Photojournalist David Gilkey and his translator (also a photographer), Zabihullah Tamanna, were killed Sunday, June 5, 2016 in Afghanistan. He was on assignment for National Public Radio (NPR), a major news network in the United States. Here are some relevant links:

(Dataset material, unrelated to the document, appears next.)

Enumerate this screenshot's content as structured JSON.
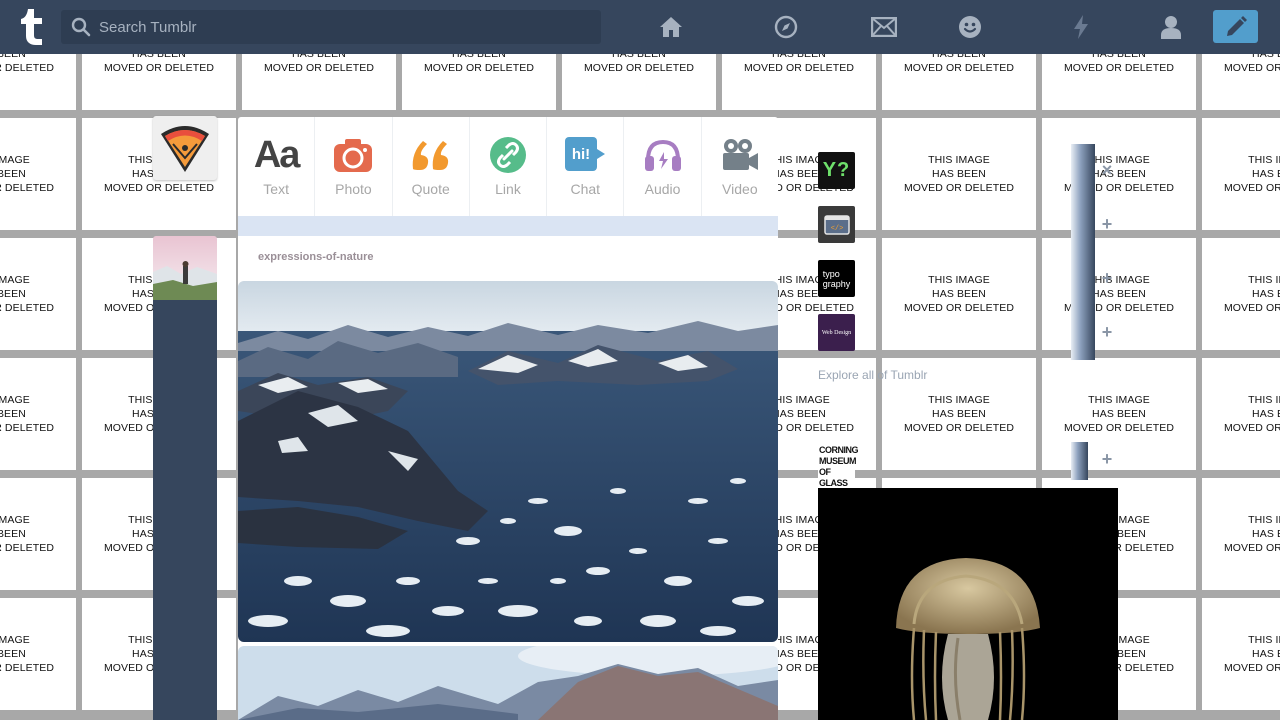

From what I’ve seen of his work, it was remarkable. Gilkey has garnered many of photojournalism’s most prestigious awards over the years. Gilkey is not the first journalist killed in war recently, and we owe a debt to the hundreds of others who have died in the last several years while bringing us news and stories which ultimately define the history and legacy of our time. Gilkey’s photographs are among the most moving war-time images I have seen. Pictures like his are exactly what define the Vietnam War in my memory, and his work is helping define the current wars for me now. Because of his death, I am studying his work and the stories he and others have told, and as I search I see so much of the world and so many stories I was not exposed to when they were fresh. This is the heritage of photography: powerfully telling stories from the past as though they just happened. I’m grateful to David Gilkey and the other journalists like him who tell me the stories of the world.